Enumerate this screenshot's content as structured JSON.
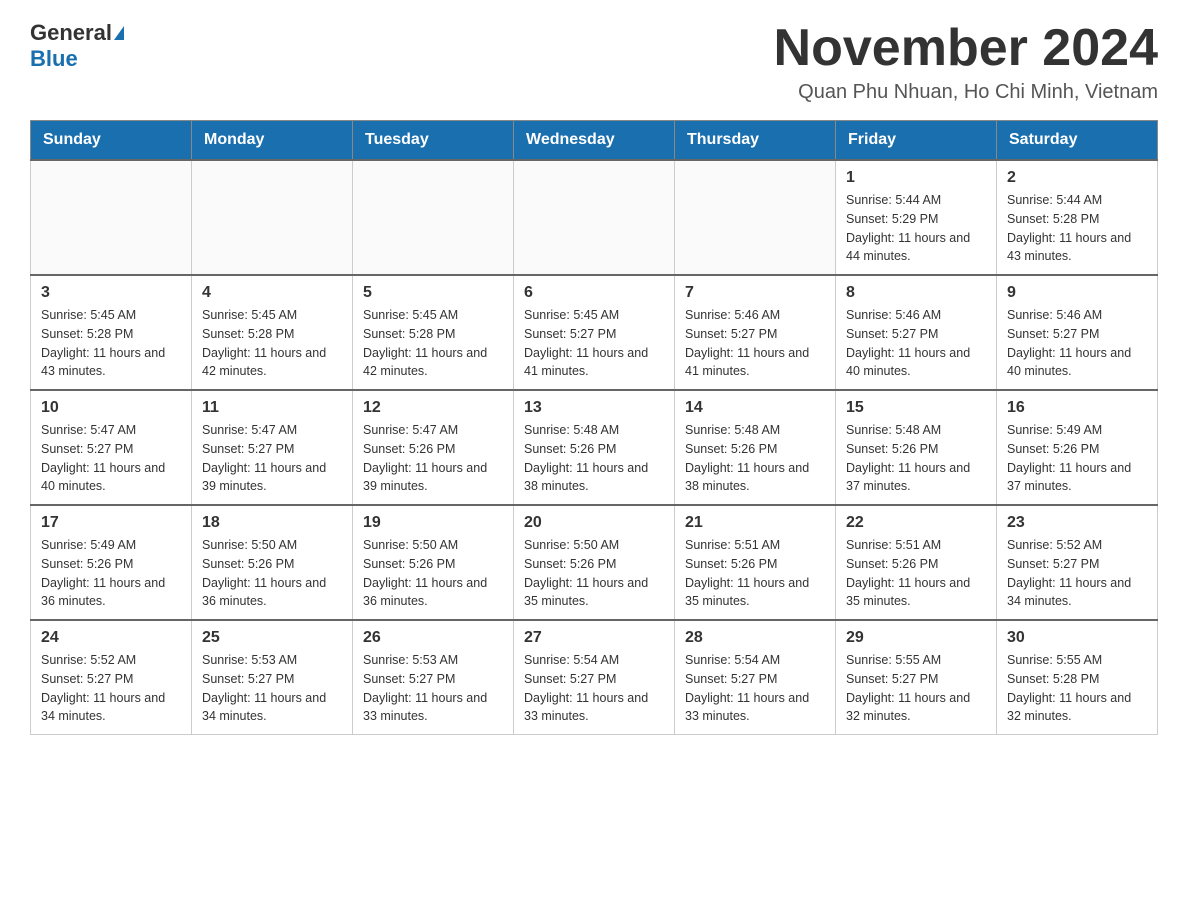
{
  "header": {
    "logo_general": "General",
    "logo_blue": "Blue",
    "month_title": "November 2024",
    "location": "Quan Phu Nhuan, Ho Chi Minh, Vietnam"
  },
  "weekdays": [
    "Sunday",
    "Monday",
    "Tuesday",
    "Wednesday",
    "Thursday",
    "Friday",
    "Saturday"
  ],
  "weeks": [
    [
      {
        "day": "",
        "info": ""
      },
      {
        "day": "",
        "info": ""
      },
      {
        "day": "",
        "info": ""
      },
      {
        "day": "",
        "info": ""
      },
      {
        "day": "",
        "info": ""
      },
      {
        "day": "1",
        "info": "Sunrise: 5:44 AM\nSunset: 5:29 PM\nDaylight: 11 hours and 44 minutes."
      },
      {
        "day": "2",
        "info": "Sunrise: 5:44 AM\nSunset: 5:28 PM\nDaylight: 11 hours and 43 minutes."
      }
    ],
    [
      {
        "day": "3",
        "info": "Sunrise: 5:45 AM\nSunset: 5:28 PM\nDaylight: 11 hours and 43 minutes."
      },
      {
        "day": "4",
        "info": "Sunrise: 5:45 AM\nSunset: 5:28 PM\nDaylight: 11 hours and 42 minutes."
      },
      {
        "day": "5",
        "info": "Sunrise: 5:45 AM\nSunset: 5:28 PM\nDaylight: 11 hours and 42 minutes."
      },
      {
        "day": "6",
        "info": "Sunrise: 5:45 AM\nSunset: 5:27 PM\nDaylight: 11 hours and 41 minutes."
      },
      {
        "day": "7",
        "info": "Sunrise: 5:46 AM\nSunset: 5:27 PM\nDaylight: 11 hours and 41 minutes."
      },
      {
        "day": "8",
        "info": "Sunrise: 5:46 AM\nSunset: 5:27 PM\nDaylight: 11 hours and 40 minutes."
      },
      {
        "day": "9",
        "info": "Sunrise: 5:46 AM\nSunset: 5:27 PM\nDaylight: 11 hours and 40 minutes."
      }
    ],
    [
      {
        "day": "10",
        "info": "Sunrise: 5:47 AM\nSunset: 5:27 PM\nDaylight: 11 hours and 40 minutes."
      },
      {
        "day": "11",
        "info": "Sunrise: 5:47 AM\nSunset: 5:27 PM\nDaylight: 11 hours and 39 minutes."
      },
      {
        "day": "12",
        "info": "Sunrise: 5:47 AM\nSunset: 5:26 PM\nDaylight: 11 hours and 39 minutes."
      },
      {
        "day": "13",
        "info": "Sunrise: 5:48 AM\nSunset: 5:26 PM\nDaylight: 11 hours and 38 minutes."
      },
      {
        "day": "14",
        "info": "Sunrise: 5:48 AM\nSunset: 5:26 PM\nDaylight: 11 hours and 38 minutes."
      },
      {
        "day": "15",
        "info": "Sunrise: 5:48 AM\nSunset: 5:26 PM\nDaylight: 11 hours and 37 minutes."
      },
      {
        "day": "16",
        "info": "Sunrise: 5:49 AM\nSunset: 5:26 PM\nDaylight: 11 hours and 37 minutes."
      }
    ],
    [
      {
        "day": "17",
        "info": "Sunrise: 5:49 AM\nSunset: 5:26 PM\nDaylight: 11 hours and 36 minutes."
      },
      {
        "day": "18",
        "info": "Sunrise: 5:50 AM\nSunset: 5:26 PM\nDaylight: 11 hours and 36 minutes."
      },
      {
        "day": "19",
        "info": "Sunrise: 5:50 AM\nSunset: 5:26 PM\nDaylight: 11 hours and 36 minutes."
      },
      {
        "day": "20",
        "info": "Sunrise: 5:50 AM\nSunset: 5:26 PM\nDaylight: 11 hours and 35 minutes."
      },
      {
        "day": "21",
        "info": "Sunrise: 5:51 AM\nSunset: 5:26 PM\nDaylight: 11 hours and 35 minutes."
      },
      {
        "day": "22",
        "info": "Sunrise: 5:51 AM\nSunset: 5:26 PM\nDaylight: 11 hours and 35 minutes."
      },
      {
        "day": "23",
        "info": "Sunrise: 5:52 AM\nSunset: 5:27 PM\nDaylight: 11 hours and 34 minutes."
      }
    ],
    [
      {
        "day": "24",
        "info": "Sunrise: 5:52 AM\nSunset: 5:27 PM\nDaylight: 11 hours and 34 minutes."
      },
      {
        "day": "25",
        "info": "Sunrise: 5:53 AM\nSunset: 5:27 PM\nDaylight: 11 hours and 34 minutes."
      },
      {
        "day": "26",
        "info": "Sunrise: 5:53 AM\nSunset: 5:27 PM\nDaylight: 11 hours and 33 minutes."
      },
      {
        "day": "27",
        "info": "Sunrise: 5:54 AM\nSunset: 5:27 PM\nDaylight: 11 hours and 33 minutes."
      },
      {
        "day": "28",
        "info": "Sunrise: 5:54 AM\nSunset: 5:27 PM\nDaylight: 11 hours and 33 minutes."
      },
      {
        "day": "29",
        "info": "Sunrise: 5:55 AM\nSunset: 5:27 PM\nDaylight: 11 hours and 32 minutes."
      },
      {
        "day": "30",
        "info": "Sunrise: 5:55 AM\nSunset: 5:28 PM\nDaylight: 11 hours and 32 minutes."
      }
    ]
  ]
}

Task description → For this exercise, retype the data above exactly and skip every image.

Output of the exercise →
Enumerate this screenshot's content as structured JSON.
{
  "header": {
    "logo_general": "General",
    "logo_blue": "Blue",
    "month_title": "November 2024",
    "location": "Quan Phu Nhuan, Ho Chi Minh, Vietnam"
  },
  "weekdays": [
    "Sunday",
    "Monday",
    "Tuesday",
    "Wednesday",
    "Thursday",
    "Friday",
    "Saturday"
  ],
  "weeks": [
    [
      {
        "day": "",
        "info": ""
      },
      {
        "day": "",
        "info": ""
      },
      {
        "day": "",
        "info": ""
      },
      {
        "day": "",
        "info": ""
      },
      {
        "day": "",
        "info": ""
      },
      {
        "day": "1",
        "info": "Sunrise: 5:44 AM\nSunset: 5:29 PM\nDaylight: 11 hours and 44 minutes."
      },
      {
        "day": "2",
        "info": "Sunrise: 5:44 AM\nSunset: 5:28 PM\nDaylight: 11 hours and 43 minutes."
      }
    ],
    [
      {
        "day": "3",
        "info": "Sunrise: 5:45 AM\nSunset: 5:28 PM\nDaylight: 11 hours and 43 minutes."
      },
      {
        "day": "4",
        "info": "Sunrise: 5:45 AM\nSunset: 5:28 PM\nDaylight: 11 hours and 42 minutes."
      },
      {
        "day": "5",
        "info": "Sunrise: 5:45 AM\nSunset: 5:28 PM\nDaylight: 11 hours and 42 minutes."
      },
      {
        "day": "6",
        "info": "Sunrise: 5:45 AM\nSunset: 5:27 PM\nDaylight: 11 hours and 41 minutes."
      },
      {
        "day": "7",
        "info": "Sunrise: 5:46 AM\nSunset: 5:27 PM\nDaylight: 11 hours and 41 minutes."
      },
      {
        "day": "8",
        "info": "Sunrise: 5:46 AM\nSunset: 5:27 PM\nDaylight: 11 hours and 40 minutes."
      },
      {
        "day": "9",
        "info": "Sunrise: 5:46 AM\nSunset: 5:27 PM\nDaylight: 11 hours and 40 minutes."
      }
    ],
    [
      {
        "day": "10",
        "info": "Sunrise: 5:47 AM\nSunset: 5:27 PM\nDaylight: 11 hours and 40 minutes."
      },
      {
        "day": "11",
        "info": "Sunrise: 5:47 AM\nSunset: 5:27 PM\nDaylight: 11 hours and 39 minutes."
      },
      {
        "day": "12",
        "info": "Sunrise: 5:47 AM\nSunset: 5:26 PM\nDaylight: 11 hours and 39 minutes."
      },
      {
        "day": "13",
        "info": "Sunrise: 5:48 AM\nSunset: 5:26 PM\nDaylight: 11 hours and 38 minutes."
      },
      {
        "day": "14",
        "info": "Sunrise: 5:48 AM\nSunset: 5:26 PM\nDaylight: 11 hours and 38 minutes."
      },
      {
        "day": "15",
        "info": "Sunrise: 5:48 AM\nSunset: 5:26 PM\nDaylight: 11 hours and 37 minutes."
      },
      {
        "day": "16",
        "info": "Sunrise: 5:49 AM\nSunset: 5:26 PM\nDaylight: 11 hours and 37 minutes."
      }
    ],
    [
      {
        "day": "17",
        "info": "Sunrise: 5:49 AM\nSunset: 5:26 PM\nDaylight: 11 hours and 36 minutes."
      },
      {
        "day": "18",
        "info": "Sunrise: 5:50 AM\nSunset: 5:26 PM\nDaylight: 11 hours and 36 minutes."
      },
      {
        "day": "19",
        "info": "Sunrise: 5:50 AM\nSunset: 5:26 PM\nDaylight: 11 hours and 36 minutes."
      },
      {
        "day": "20",
        "info": "Sunrise: 5:50 AM\nSunset: 5:26 PM\nDaylight: 11 hours and 35 minutes."
      },
      {
        "day": "21",
        "info": "Sunrise: 5:51 AM\nSunset: 5:26 PM\nDaylight: 11 hours and 35 minutes."
      },
      {
        "day": "22",
        "info": "Sunrise: 5:51 AM\nSunset: 5:26 PM\nDaylight: 11 hours and 35 minutes."
      },
      {
        "day": "23",
        "info": "Sunrise: 5:52 AM\nSunset: 5:27 PM\nDaylight: 11 hours and 34 minutes."
      }
    ],
    [
      {
        "day": "24",
        "info": "Sunrise: 5:52 AM\nSunset: 5:27 PM\nDaylight: 11 hours and 34 minutes."
      },
      {
        "day": "25",
        "info": "Sunrise: 5:53 AM\nSunset: 5:27 PM\nDaylight: 11 hours and 34 minutes."
      },
      {
        "day": "26",
        "info": "Sunrise: 5:53 AM\nSunset: 5:27 PM\nDaylight: 11 hours and 33 minutes."
      },
      {
        "day": "27",
        "info": "Sunrise: 5:54 AM\nSunset: 5:27 PM\nDaylight: 11 hours and 33 minutes."
      },
      {
        "day": "28",
        "info": "Sunrise: 5:54 AM\nSunset: 5:27 PM\nDaylight: 11 hours and 33 minutes."
      },
      {
        "day": "29",
        "info": "Sunrise: 5:55 AM\nSunset: 5:27 PM\nDaylight: 11 hours and 32 minutes."
      },
      {
        "day": "30",
        "info": "Sunrise: 5:55 AM\nSunset: 5:28 PM\nDaylight: 11 hours and 32 minutes."
      }
    ]
  ]
}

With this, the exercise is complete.